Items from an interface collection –
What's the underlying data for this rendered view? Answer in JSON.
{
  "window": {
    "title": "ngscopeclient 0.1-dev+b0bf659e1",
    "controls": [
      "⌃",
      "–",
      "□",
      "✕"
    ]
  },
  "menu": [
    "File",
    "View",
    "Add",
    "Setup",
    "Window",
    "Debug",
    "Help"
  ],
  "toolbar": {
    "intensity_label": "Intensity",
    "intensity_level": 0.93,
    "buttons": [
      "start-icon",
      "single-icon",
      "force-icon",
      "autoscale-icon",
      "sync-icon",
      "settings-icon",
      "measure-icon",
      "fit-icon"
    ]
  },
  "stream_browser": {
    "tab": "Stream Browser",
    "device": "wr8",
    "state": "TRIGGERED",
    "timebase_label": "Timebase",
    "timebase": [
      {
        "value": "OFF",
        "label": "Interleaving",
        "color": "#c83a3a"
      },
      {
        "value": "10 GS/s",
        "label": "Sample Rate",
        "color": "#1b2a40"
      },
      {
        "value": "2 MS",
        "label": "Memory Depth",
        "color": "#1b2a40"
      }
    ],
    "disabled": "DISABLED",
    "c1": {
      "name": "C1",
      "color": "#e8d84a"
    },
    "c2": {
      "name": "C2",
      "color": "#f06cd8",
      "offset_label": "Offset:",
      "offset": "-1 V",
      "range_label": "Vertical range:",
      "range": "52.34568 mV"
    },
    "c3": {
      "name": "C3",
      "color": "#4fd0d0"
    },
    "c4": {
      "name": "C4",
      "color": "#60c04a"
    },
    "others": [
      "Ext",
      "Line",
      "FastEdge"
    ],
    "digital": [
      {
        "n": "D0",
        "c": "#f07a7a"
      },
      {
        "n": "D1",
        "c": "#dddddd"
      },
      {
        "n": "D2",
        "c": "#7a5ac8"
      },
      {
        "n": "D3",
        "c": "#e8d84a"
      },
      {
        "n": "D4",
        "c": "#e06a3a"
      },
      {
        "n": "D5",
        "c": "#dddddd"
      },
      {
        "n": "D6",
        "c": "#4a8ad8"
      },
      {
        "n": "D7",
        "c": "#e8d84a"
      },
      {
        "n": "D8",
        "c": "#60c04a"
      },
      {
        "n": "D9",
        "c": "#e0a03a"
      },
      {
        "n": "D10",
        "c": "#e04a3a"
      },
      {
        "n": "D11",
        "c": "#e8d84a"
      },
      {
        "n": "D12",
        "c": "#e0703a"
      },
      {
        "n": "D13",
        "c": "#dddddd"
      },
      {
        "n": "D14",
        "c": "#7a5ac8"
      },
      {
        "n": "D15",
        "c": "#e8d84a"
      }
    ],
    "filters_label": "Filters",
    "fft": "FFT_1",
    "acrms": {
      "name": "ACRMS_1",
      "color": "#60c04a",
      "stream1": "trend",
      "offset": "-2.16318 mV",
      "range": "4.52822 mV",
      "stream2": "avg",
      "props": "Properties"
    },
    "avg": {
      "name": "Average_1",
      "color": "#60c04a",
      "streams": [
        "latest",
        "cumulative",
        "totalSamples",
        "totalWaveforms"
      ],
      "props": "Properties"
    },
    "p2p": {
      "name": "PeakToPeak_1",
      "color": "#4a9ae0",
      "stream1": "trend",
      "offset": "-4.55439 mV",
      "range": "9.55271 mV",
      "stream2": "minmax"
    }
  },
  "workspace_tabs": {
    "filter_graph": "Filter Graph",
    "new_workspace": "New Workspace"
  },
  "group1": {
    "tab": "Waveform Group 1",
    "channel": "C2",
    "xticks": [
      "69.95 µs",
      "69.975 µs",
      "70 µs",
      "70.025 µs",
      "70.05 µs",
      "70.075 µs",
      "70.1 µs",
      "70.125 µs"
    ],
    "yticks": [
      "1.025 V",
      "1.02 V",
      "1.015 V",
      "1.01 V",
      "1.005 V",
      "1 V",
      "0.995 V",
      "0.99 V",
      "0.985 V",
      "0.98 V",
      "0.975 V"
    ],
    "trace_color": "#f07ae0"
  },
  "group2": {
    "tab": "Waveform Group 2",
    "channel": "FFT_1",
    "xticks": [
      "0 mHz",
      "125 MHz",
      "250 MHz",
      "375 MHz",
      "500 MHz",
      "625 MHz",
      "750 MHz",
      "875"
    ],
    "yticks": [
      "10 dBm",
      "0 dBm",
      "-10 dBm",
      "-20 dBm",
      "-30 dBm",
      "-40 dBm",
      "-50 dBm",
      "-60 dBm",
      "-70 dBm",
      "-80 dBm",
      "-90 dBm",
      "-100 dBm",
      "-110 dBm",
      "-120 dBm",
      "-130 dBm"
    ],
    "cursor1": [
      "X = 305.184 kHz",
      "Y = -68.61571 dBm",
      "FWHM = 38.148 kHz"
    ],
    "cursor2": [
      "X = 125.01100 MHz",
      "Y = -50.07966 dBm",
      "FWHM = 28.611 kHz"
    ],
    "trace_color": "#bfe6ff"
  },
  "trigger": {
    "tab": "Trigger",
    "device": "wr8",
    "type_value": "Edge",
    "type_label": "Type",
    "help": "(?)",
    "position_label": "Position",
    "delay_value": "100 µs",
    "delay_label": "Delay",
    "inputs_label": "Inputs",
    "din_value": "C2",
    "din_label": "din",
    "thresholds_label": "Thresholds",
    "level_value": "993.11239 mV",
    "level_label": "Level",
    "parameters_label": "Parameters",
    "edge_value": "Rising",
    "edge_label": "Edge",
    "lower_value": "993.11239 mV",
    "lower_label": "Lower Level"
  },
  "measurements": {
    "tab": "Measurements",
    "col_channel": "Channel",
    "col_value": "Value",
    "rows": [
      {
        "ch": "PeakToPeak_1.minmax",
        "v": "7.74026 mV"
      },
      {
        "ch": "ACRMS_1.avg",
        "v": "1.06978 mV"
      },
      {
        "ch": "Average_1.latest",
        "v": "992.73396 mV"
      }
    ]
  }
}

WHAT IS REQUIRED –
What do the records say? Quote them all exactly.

ANSWER FOR THIS EXERCISE –
What's the underlying data for this rendered view? Answer in JSON.
{
  "window": {
    "title": "ngscopeclient 0.1-dev+b0bf659e1",
    "controls": [
      "⌃",
      "–",
      "□",
      "✕"
    ]
  },
  "menu": [
    "File",
    "View",
    "Add",
    "Setup",
    "Window",
    "Debug",
    "Help"
  ],
  "toolbar": {
    "intensity_label": "Intensity",
    "intensity_level": 0.93,
    "buttons": [
      "start-icon",
      "single-icon",
      "force-icon",
      "autoscale-icon",
      "sync-icon",
      "settings-icon",
      "measure-icon",
      "fit-icon"
    ]
  },
  "stream_browser": {
    "tab": "Stream Browser",
    "device": "wr8",
    "state": "TRIGGERED",
    "timebase_label": "Timebase",
    "timebase": [
      {
        "value": "OFF",
        "label": "Interleaving",
        "color": "#c83a3a"
      },
      {
        "value": "10 GS/s",
        "label": "Sample Rate",
        "color": "#1b2a40"
      },
      {
        "value": "2 MS",
        "label": "Memory Depth",
        "color": "#1b2a40"
      }
    ],
    "disabled": "DISABLED",
    "c1": {
      "name": "C1",
      "color": "#e8d84a"
    },
    "c2": {
      "name": "C2",
      "color": "#f06cd8",
      "offset_label": "Offset:",
      "offset": "-1 V",
      "range_label": "Vertical range:",
      "range": "52.34568 mV"
    },
    "c3": {
      "name": "C3",
      "color": "#4fd0d0"
    },
    "c4": {
      "name": "C4",
      "color": "#60c04a"
    },
    "others": [
      "Ext",
      "Line",
      "FastEdge"
    ],
    "digital": [
      {
        "n": "D0",
        "c": "#f07a7a"
      },
      {
        "n": "D1",
        "c": "#dddddd"
      },
      {
        "n": "D2",
        "c": "#7a5ac8"
      },
      {
        "n": "D3",
        "c": "#e8d84a"
      },
      {
        "n": "D4",
        "c": "#e06a3a"
      },
      {
        "n": "D5",
        "c": "#dddddd"
      },
      {
        "n": "D6",
        "c": "#4a8ad8"
      },
      {
        "n": "D7",
        "c": "#e8d84a"
      },
      {
        "n": "D8",
        "c": "#60c04a"
      },
      {
        "n": "D9",
        "c": "#e0a03a"
      },
      {
        "n": "D10",
        "c": "#e04a3a"
      },
      {
        "n": "D11",
        "c": "#e8d84a"
      },
      {
        "n": "D12",
        "c": "#e0703a"
      },
      {
        "n": "D13",
        "c": "#dddddd"
      },
      {
        "n": "D14",
        "c": "#7a5ac8"
      },
      {
        "n": "D15",
        "c": "#e8d84a"
      }
    ],
    "filters_label": "Filters",
    "fft": "FFT_1",
    "acrms": {
      "name": "ACRMS_1",
      "color": "#60c04a",
      "stream1": "trend",
      "offset": "-2.16318 mV",
      "range": "4.52822 mV",
      "stream2": "avg",
      "props": "Properties"
    },
    "avg": {
      "name": "Average_1",
      "color": "#60c04a",
      "streams": [
        "latest",
        "cumulative",
        "totalSamples",
        "totalWaveforms"
      ],
      "props": "Properties"
    },
    "p2p": {
      "name": "PeakToPeak_1",
      "color": "#4a9ae0",
      "stream1": "trend",
      "offset": "-4.55439 mV",
      "range": "9.55271 mV",
      "stream2": "minmax"
    }
  },
  "workspace_tabs": {
    "filter_graph": "Filter Graph",
    "new_workspace": "New Workspace"
  },
  "group1": {
    "tab": "Waveform Group 1",
    "channel": "C2",
    "xticks": [
      "69.95 µs",
      "69.975 µs",
      "70 µs",
      "70.025 µs",
      "70.05 µs",
      "70.075 µs",
      "70.1 µs",
      "70.125 µs"
    ],
    "yticks": [
      "1.025 V",
      "1.02 V",
      "1.015 V",
      "1.01 V",
      "1.005 V",
      "1 V",
      "0.995 V",
      "0.99 V",
      "0.985 V",
      "0.98 V",
      "0.975 V"
    ],
    "trace_color": "#f07ae0"
  },
  "group2": {
    "tab": "Waveform Group 2",
    "channel": "FFT_1",
    "xticks": [
      "0 mHz",
      "125 MHz",
      "250 MHz",
      "375 MHz",
      "500 MHz",
      "625 MHz",
      "750 MHz",
      "875"
    ],
    "yticks": [
      "10 dBm",
      "0 dBm",
      "-10 dBm",
      "-20 dBm",
      "-30 dBm",
      "-40 dBm",
      "-50 dBm",
      "-60 dBm",
      "-70 dBm",
      "-80 dBm",
      "-90 dBm",
      "-100 dBm",
      "-110 dBm",
      "-120 dBm",
      "-130 dBm"
    ],
    "cursor1": [
      "X = 305.184 kHz",
      "Y = -68.61571 dBm",
      "FWHM = 38.148 kHz"
    ],
    "cursor2": [
      "X = 125.01100 MHz",
      "Y = -50.07966 dBm",
      "FWHM = 28.611 kHz"
    ],
    "trace_color": "#bfe6ff"
  },
  "trigger": {
    "tab": "Trigger",
    "device": "wr8",
    "type_value": "Edge",
    "type_label": "Type",
    "help": "(?)",
    "position_label": "Position",
    "delay_value": "100 µs",
    "delay_label": "Delay",
    "inputs_label": "Inputs",
    "din_value": "C2",
    "din_label": "din",
    "thresholds_label": "Thresholds",
    "level_value": "993.11239 mV",
    "level_label": "Level",
    "parameters_label": "Parameters",
    "edge_value": "Rising",
    "edge_label": "Edge",
    "lower_value": "993.11239 mV",
    "lower_label": "Lower Level"
  },
  "measurements": {
    "tab": "Measurements",
    "col_channel": "Channel",
    "col_value": "Value",
    "rows": [
      {
        "ch": "PeakToPeak_1.minmax",
        "v": "7.74026 mV"
      },
      {
        "ch": "ACRMS_1.avg",
        "v": "1.06978 mV"
      },
      {
        "ch": "Average_1.latest",
        "v": "992.73396 mV"
      }
    ]
  }
}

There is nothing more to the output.